**Available data:**
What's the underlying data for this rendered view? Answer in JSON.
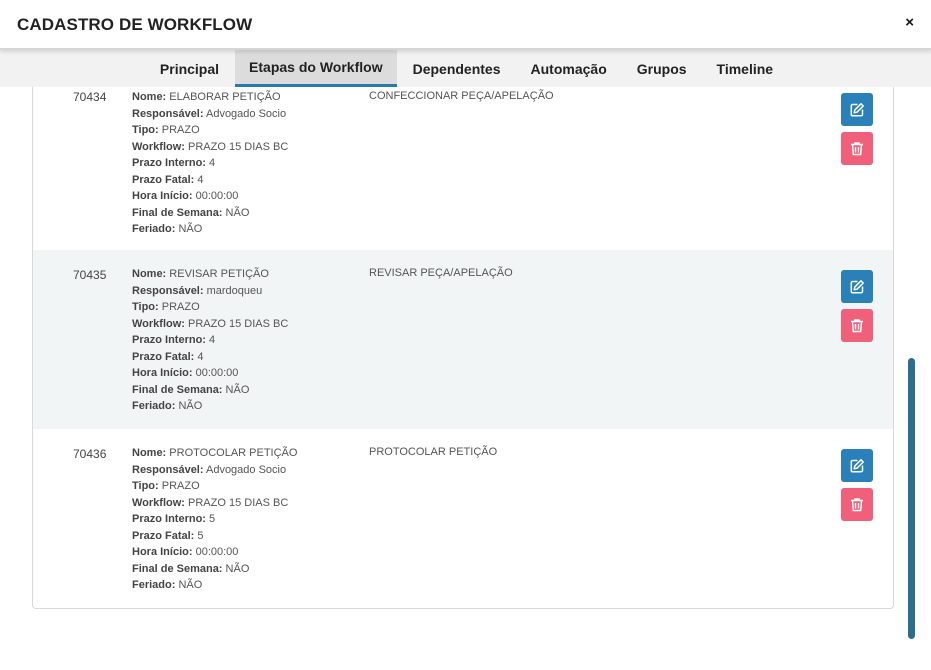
{
  "modal": {
    "title": "CADASTRO DE WORKFLOW",
    "close_label": "×"
  },
  "tabs": [
    {
      "label": "Principal",
      "active": false
    },
    {
      "label": "Etapas do Workflow",
      "active": true
    },
    {
      "label": "Dependentes",
      "active": false
    },
    {
      "label": "Automação",
      "active": false
    },
    {
      "label": "Grupos",
      "active": false
    },
    {
      "label": "Timeline",
      "active": false
    }
  ],
  "field_labels": {
    "nome": "Nome:",
    "responsavel": "Responsável:",
    "tipo": "Tipo:",
    "workflow": "Workflow:",
    "prazo_interno": "Prazo Interno:",
    "prazo_fatal": "Prazo Fatal:",
    "hora_inicio": "Hora Início:",
    "final_semana": "Final de Semana:",
    "feriado": "Feriado:"
  },
  "rows": [
    {
      "id": "70434",
      "nome": "ELABORAR PETIÇÃO",
      "responsavel": "Advogado Socio",
      "tipo": "PRAZO",
      "workflow": "PRAZO 15 DIAS BC",
      "prazo_interno": "4",
      "prazo_fatal": "4",
      "hora_inicio": "00:00:00",
      "final_semana": "NÃO",
      "feriado": "NÃO",
      "descricao": "CONFECCIONAR PEÇA/APELAÇÃO"
    },
    {
      "id": "70435",
      "nome": "REVISAR PETIÇÃO",
      "responsavel": "mardoqueu",
      "tipo": "PRAZO",
      "workflow": "PRAZO 15 DIAS BC",
      "prazo_interno": "4",
      "prazo_fatal": "4",
      "hora_inicio": "00:00:00",
      "final_semana": "NÃO",
      "feriado": "NÃO",
      "descricao": "REVISAR PEÇA/APELAÇÃO"
    },
    {
      "id": "70436",
      "nome": "PROTOCOLAR PETIÇÃO",
      "responsavel": "Advogado Socio",
      "tipo": "PRAZO",
      "workflow": "PRAZO 15 DIAS BC",
      "prazo_interno": "5",
      "prazo_fatal": "5",
      "hora_inicio": "00:00:00",
      "final_semana": "NÃO",
      "feriado": "NÃO",
      "descricao": "PROTOCOLAR PETIÇÃO"
    }
  ],
  "icons": {
    "edit": "edit-icon",
    "delete": "trash-icon",
    "close": "close-icon"
  },
  "colors": {
    "edit_button": "#2a80b9",
    "delete_button": "#f0607a",
    "active_tab_border": "#2a7aa8",
    "scrollbar": "#2a6f8f"
  }
}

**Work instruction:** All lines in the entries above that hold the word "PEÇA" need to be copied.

**Answer for this exercise:**
      "descricao": "CONFECCIONAR PEÇA/APELAÇÃO"
      "descricao": "REVISAR PEÇA/APELAÇÃO"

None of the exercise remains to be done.